EXERCISE.
Nothing but the lines from the line with "Decode this image" through the end of the data is to be copied, and each is to be copied exactly.

(Recorded data)
== Segment start ==
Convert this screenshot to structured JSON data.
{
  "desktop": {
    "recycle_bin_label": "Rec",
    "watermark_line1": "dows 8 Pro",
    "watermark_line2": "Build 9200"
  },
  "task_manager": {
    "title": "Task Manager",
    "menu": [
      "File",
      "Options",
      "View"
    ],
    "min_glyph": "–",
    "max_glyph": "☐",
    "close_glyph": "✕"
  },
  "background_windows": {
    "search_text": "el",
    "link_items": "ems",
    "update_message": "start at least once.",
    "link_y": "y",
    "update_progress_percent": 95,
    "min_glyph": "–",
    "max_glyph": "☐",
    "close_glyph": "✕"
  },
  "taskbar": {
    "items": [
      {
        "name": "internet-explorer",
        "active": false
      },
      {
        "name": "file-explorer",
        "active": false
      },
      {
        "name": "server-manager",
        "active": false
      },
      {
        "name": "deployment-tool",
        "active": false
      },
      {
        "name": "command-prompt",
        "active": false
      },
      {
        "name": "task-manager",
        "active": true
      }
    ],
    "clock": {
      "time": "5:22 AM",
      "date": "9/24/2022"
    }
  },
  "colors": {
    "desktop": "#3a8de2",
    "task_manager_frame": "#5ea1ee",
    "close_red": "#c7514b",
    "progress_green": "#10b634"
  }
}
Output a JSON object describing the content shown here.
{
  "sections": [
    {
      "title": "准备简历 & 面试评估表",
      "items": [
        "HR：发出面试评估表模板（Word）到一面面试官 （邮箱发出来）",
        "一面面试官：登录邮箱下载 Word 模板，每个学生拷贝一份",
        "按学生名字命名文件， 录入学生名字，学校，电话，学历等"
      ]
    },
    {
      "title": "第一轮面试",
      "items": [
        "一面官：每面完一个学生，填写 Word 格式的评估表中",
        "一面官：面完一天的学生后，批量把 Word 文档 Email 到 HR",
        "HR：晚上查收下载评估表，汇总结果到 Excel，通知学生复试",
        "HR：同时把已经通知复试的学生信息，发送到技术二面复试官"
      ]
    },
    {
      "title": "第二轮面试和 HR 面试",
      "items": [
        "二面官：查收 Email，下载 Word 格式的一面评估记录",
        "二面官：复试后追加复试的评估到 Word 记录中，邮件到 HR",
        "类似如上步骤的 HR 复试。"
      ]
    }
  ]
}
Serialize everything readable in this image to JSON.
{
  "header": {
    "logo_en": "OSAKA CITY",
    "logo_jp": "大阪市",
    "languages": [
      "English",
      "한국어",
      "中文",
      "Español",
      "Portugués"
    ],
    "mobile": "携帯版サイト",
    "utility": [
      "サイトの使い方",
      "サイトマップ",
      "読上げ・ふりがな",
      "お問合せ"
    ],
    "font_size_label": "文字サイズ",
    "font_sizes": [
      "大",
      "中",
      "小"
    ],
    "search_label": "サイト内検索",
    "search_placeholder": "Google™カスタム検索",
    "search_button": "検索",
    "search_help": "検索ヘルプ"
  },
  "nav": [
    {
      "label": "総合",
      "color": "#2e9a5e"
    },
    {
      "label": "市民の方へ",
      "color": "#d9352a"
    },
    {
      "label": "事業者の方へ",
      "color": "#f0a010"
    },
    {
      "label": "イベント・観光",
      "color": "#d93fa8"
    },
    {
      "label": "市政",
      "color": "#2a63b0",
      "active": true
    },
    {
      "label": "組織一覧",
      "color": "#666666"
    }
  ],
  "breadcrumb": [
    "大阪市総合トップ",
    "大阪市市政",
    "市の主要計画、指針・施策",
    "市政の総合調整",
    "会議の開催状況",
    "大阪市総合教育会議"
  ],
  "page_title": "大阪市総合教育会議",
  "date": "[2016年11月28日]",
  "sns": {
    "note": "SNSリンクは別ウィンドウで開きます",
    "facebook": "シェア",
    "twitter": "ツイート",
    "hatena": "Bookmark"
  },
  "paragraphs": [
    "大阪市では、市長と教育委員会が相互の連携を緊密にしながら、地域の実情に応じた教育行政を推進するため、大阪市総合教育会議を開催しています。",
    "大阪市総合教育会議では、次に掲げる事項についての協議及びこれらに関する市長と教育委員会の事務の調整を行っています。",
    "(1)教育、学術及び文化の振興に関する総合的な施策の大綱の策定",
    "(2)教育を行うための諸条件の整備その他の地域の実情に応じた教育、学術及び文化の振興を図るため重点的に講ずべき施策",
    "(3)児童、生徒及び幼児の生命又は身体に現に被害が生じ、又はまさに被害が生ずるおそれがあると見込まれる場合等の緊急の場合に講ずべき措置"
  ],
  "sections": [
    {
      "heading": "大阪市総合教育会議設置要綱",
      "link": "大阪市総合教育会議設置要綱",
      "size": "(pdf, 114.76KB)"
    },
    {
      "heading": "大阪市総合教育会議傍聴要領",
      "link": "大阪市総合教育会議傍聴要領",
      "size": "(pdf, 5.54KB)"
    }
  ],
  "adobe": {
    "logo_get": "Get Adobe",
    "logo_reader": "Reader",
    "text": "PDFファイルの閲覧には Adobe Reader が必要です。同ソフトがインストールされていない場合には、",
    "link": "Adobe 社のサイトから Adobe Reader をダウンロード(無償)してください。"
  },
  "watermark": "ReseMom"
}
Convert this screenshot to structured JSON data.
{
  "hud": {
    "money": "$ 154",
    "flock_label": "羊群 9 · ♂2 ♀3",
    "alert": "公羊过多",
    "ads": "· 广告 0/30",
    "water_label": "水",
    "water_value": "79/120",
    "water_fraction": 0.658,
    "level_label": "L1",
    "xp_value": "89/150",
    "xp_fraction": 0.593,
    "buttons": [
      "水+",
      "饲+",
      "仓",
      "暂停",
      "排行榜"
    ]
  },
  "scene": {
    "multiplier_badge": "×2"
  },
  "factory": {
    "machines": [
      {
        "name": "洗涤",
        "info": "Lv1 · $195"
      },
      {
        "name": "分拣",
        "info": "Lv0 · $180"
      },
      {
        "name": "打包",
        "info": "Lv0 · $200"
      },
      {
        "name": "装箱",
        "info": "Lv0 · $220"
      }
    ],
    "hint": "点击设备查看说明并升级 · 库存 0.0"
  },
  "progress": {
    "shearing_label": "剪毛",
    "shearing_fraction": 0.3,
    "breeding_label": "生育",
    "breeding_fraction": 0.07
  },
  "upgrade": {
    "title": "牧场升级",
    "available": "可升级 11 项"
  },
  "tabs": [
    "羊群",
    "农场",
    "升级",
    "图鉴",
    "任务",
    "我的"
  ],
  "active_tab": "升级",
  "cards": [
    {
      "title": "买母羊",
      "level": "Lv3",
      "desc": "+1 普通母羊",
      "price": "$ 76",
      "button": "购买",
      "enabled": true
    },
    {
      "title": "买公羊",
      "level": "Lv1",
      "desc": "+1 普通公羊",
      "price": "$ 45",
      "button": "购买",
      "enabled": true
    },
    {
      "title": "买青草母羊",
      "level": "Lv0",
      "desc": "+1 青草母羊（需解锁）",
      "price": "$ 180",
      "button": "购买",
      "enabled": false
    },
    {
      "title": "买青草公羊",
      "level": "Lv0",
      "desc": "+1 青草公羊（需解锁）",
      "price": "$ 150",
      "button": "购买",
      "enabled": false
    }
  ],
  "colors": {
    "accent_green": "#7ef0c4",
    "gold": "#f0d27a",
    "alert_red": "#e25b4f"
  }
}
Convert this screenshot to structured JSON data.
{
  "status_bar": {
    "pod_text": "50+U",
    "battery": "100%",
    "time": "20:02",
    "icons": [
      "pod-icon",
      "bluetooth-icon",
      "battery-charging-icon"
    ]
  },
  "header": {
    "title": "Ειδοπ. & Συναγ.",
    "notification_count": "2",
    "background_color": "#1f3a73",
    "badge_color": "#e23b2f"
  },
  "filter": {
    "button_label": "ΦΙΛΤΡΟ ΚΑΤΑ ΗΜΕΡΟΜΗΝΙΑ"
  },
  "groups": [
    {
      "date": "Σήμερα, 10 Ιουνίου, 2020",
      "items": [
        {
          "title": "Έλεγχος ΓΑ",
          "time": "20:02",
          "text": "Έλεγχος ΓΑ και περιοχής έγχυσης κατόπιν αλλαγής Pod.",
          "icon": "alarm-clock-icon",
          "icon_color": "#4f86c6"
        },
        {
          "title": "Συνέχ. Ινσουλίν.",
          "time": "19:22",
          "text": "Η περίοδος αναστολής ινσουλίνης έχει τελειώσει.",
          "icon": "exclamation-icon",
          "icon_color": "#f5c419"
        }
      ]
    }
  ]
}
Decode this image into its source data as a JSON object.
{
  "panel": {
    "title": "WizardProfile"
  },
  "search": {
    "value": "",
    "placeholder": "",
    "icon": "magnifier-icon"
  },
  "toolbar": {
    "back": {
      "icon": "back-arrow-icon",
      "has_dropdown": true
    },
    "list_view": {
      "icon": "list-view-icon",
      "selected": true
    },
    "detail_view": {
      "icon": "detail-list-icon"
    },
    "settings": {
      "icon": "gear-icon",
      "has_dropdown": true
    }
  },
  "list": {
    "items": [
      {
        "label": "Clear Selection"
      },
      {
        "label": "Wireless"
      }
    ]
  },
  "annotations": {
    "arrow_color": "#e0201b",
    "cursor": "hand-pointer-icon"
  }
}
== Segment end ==
COMPLETED TASK.
Decode this image into its source data as a JSON object.
{
  "panel": {
    "title": "WizardProfile"
  },
  "search": {
    "value": "",
    "placeholder": "",
    "icon": "magnifier-icon"
  },
  "toolbar": {
    "back": {
      "icon": "back-arrow-icon",
      "has_dropdown": true
    },
    "list_view": {
      "icon": "list-view-icon",
      "selected": true
    },
    "detail_view": {
      "icon": "detail-list-icon"
    },
    "settings": {
      "icon": "gear-icon",
      "has_dropdown": true
    }
  },
  "list": {
    "items": [
      {
        "label": "Clear Selection"
      },
      {
        "label": "Wireless"
      }
    ]
  },
  "annotations": {
    "arrow_color": "#e0201b",
    "cursor": "hand-pointer-icon"
  }
}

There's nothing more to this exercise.